Provide the material again, with every line intact and exact.

▸ SOURCE MATERIAL
• • •

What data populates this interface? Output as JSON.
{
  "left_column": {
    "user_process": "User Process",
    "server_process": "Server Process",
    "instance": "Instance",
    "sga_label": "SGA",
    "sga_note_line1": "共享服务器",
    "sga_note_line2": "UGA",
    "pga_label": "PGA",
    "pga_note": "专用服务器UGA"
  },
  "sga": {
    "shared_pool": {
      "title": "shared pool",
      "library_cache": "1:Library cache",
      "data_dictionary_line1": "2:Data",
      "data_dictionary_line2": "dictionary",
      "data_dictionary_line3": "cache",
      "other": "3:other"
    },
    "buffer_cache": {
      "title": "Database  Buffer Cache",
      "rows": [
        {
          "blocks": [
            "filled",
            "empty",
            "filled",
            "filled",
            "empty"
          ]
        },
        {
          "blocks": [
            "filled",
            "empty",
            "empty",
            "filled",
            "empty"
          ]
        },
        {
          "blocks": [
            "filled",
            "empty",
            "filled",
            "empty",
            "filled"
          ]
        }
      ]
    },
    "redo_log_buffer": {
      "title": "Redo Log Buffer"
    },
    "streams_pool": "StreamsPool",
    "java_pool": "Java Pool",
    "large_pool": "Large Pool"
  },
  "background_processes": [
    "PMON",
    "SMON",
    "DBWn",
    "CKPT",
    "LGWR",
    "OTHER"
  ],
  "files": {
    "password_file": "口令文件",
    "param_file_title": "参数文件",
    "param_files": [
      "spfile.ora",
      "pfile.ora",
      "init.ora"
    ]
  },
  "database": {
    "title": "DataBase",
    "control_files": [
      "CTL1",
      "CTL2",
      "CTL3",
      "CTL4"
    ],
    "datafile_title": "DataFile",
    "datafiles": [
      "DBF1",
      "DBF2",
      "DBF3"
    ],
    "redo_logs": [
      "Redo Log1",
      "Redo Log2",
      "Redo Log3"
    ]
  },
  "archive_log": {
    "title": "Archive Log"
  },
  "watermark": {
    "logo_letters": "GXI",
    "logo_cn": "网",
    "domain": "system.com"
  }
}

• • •

▸ OUTPUT OF THE EXERCISE
What data populates this interface? Output as JSON.
{
  "left_column": {
    "user_process": "User Process",
    "server_process": "Server Process",
    "instance": "Instance",
    "sga_label": "SGA",
    "sga_note_line1": "共享服务器",
    "sga_note_line2": "UGA",
    "pga_label": "PGA",
    "pga_note": "专用服务器UGA"
  },
  "sga": {
    "shared_pool": {
      "title": "shared pool",
      "library_cache": "1:Library cache",
      "data_dictionary_line1": "2:Data",
      "data_dictionary_line2": "dictionary",
      "data_dictionary_line3": "cache",
      "other": "3:other"
    },
    "buffer_cache": {
      "title": "Database  Buffer Cache",
      "rows": [
        {
          "blocks": [
            "filled",
            "empty",
            "filled",
            "filled",
            "empty"
          ]
        },
        {
          "blocks": [
            "filled",
            "empty",
            "empty",
            "filled",
            "empty"
          ]
        },
        {
          "blocks": [
            "filled",
            "empty",
            "filled",
            "empty",
            "filled"
          ]
        }
      ]
    },
    "redo_log_buffer": {
      "title": "Redo Log Buffer"
    },
    "streams_pool": "StreamsPool",
    "java_pool": "Java Pool",
    "large_pool": "Large Pool"
  },
  "background_processes": [
    "PMON",
    "SMON",
    "DBWn",
    "CKPT",
    "LGWR",
    "OTHER"
  ],
  "files": {
    "password_file": "口令文件",
    "param_file_title": "参数文件",
    "param_files": [
      "spfile.ora",
      "pfile.ora",
      "init.ora"
    ]
  },
  "database": {
    "title": "DataBase",
    "control_files": [
      "CTL1",
      "CTL2",
      "CTL3",
      "CTL4"
    ],
    "datafile_title": "DataFile",
    "datafiles": [
      "DBF1",
      "DBF2",
      "DBF3"
    ],
    "redo_logs": [
      "Redo Log1",
      "Redo Log2",
      "Redo Log3"
    ]
  },
  "archive_log": {
    "title": "Archive Log"
  },
  "watermark": {
    "logo_letters": "GXI",
    "logo_cn": "网",
    "domain": "system.com"
  }
}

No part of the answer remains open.